ASSIGNMENT | Please give the count of lines below with the string "title" in them, and no other words.

DATA SHOWN |
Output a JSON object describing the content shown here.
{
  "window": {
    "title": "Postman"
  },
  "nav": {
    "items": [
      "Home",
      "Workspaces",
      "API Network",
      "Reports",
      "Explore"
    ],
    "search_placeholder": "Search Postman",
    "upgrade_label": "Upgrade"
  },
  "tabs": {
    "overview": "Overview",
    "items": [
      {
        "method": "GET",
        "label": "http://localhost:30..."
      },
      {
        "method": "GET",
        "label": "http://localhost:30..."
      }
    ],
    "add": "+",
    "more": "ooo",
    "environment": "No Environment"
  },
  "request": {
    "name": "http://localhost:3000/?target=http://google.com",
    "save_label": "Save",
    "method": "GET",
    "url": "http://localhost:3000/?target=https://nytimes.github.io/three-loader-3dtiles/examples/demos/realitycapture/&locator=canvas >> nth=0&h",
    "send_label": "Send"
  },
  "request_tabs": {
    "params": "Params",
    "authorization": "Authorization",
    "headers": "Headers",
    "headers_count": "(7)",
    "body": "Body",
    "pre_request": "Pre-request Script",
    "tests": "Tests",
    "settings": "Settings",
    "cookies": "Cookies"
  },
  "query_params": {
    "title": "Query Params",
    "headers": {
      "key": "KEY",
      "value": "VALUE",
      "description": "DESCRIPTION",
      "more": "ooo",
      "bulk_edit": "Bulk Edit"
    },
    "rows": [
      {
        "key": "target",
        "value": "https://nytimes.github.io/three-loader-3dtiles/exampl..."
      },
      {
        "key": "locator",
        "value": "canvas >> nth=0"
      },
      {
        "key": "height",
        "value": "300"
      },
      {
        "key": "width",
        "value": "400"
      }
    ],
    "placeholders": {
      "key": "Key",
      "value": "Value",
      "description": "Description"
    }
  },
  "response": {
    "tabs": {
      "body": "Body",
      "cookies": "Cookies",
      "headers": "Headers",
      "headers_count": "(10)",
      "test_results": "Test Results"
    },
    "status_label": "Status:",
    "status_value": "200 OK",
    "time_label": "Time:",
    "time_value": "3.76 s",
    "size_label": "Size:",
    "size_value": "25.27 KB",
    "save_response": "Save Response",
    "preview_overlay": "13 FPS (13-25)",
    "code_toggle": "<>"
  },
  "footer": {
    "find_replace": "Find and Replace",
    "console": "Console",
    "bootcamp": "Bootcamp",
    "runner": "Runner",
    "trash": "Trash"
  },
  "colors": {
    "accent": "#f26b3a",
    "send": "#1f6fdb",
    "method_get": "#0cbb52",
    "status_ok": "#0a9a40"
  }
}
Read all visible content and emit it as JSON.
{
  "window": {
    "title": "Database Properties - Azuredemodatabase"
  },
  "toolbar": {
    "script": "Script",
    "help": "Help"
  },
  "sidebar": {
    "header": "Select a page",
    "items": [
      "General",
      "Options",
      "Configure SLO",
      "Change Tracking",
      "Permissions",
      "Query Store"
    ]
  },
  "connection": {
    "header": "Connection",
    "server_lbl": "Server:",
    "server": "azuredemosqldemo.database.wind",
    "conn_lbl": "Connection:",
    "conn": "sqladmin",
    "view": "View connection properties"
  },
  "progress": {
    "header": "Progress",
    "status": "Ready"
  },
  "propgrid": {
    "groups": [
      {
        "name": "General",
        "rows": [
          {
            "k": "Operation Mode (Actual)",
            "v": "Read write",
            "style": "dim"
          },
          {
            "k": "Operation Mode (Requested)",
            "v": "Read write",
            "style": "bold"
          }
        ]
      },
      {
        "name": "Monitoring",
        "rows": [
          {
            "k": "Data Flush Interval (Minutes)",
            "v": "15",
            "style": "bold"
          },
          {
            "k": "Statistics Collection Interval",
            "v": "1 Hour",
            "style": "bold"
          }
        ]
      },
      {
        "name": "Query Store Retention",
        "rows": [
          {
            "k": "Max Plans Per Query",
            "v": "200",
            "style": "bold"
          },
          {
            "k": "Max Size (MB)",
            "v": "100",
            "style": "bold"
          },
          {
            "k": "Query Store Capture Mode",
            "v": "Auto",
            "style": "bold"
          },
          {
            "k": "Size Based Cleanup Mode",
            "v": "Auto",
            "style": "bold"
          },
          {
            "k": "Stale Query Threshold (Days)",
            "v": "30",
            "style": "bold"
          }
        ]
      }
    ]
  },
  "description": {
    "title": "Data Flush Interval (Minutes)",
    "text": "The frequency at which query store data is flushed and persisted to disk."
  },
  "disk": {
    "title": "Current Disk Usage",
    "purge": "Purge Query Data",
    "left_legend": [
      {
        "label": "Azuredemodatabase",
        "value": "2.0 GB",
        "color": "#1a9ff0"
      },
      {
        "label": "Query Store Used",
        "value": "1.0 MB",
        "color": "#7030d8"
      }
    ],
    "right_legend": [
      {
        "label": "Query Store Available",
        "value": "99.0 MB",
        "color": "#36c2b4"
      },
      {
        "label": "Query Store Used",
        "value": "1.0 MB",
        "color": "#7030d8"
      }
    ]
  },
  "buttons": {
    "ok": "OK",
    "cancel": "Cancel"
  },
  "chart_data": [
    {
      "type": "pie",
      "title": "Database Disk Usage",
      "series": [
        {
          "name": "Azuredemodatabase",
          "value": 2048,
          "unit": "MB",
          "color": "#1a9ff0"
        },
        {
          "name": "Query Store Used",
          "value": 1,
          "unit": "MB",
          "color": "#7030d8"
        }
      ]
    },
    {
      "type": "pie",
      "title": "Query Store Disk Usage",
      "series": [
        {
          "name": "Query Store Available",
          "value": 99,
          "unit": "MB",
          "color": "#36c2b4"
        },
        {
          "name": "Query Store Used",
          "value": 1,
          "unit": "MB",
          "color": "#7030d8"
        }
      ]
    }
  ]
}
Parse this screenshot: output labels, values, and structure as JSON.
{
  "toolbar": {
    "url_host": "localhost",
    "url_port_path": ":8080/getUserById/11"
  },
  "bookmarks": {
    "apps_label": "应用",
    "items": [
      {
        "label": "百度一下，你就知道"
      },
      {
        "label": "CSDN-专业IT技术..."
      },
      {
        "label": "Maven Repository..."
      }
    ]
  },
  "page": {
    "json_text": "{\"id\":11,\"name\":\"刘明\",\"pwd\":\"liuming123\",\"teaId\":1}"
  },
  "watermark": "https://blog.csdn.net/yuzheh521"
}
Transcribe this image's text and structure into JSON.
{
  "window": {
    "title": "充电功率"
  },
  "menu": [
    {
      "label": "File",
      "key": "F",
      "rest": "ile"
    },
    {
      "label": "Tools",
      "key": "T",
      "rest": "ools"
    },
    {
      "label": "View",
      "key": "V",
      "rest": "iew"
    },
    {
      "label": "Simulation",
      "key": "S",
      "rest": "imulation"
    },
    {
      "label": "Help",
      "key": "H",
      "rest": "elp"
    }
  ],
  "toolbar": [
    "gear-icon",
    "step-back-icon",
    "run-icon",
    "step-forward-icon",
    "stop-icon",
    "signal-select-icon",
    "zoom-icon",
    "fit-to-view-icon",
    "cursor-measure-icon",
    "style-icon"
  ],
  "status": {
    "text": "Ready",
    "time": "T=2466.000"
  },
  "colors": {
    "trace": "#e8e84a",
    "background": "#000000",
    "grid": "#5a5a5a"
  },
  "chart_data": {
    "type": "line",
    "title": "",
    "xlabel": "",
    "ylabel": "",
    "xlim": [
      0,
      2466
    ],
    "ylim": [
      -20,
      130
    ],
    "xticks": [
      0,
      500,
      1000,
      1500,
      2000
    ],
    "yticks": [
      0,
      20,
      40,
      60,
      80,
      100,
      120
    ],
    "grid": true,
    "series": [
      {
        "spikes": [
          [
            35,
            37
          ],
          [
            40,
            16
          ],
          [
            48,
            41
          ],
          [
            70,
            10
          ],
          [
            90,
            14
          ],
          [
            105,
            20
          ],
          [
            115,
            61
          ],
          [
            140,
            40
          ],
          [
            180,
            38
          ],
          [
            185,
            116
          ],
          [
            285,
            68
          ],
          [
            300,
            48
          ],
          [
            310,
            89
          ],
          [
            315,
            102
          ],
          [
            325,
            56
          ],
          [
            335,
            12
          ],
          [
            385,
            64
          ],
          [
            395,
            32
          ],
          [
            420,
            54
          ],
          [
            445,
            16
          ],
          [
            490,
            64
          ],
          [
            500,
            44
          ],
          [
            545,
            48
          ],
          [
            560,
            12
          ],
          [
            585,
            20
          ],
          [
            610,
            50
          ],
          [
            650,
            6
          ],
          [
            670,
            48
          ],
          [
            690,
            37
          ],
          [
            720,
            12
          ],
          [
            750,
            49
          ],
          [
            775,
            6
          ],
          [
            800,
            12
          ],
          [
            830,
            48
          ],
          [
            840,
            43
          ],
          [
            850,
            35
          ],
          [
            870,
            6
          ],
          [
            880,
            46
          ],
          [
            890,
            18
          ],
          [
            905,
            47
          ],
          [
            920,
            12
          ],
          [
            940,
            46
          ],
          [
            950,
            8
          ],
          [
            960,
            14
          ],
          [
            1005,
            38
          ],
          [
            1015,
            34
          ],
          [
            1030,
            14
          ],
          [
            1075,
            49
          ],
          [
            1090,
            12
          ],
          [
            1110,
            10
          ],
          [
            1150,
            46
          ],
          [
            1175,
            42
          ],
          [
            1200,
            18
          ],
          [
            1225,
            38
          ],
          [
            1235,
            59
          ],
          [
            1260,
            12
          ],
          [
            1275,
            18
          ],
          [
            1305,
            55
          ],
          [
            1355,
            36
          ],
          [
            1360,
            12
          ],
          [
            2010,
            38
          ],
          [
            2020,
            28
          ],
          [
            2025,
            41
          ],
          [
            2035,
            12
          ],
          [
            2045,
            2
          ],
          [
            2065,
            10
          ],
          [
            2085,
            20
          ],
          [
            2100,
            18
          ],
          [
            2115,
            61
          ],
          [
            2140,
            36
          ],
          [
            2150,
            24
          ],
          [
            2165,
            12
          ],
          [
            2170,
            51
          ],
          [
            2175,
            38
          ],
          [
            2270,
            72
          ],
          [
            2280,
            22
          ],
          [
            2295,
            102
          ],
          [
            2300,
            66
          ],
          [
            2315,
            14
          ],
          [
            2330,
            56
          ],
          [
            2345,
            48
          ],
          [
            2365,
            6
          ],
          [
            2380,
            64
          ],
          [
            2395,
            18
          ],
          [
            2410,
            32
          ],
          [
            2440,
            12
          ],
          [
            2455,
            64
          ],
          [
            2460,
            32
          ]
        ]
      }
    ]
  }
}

REPLY TO THE TASK | 9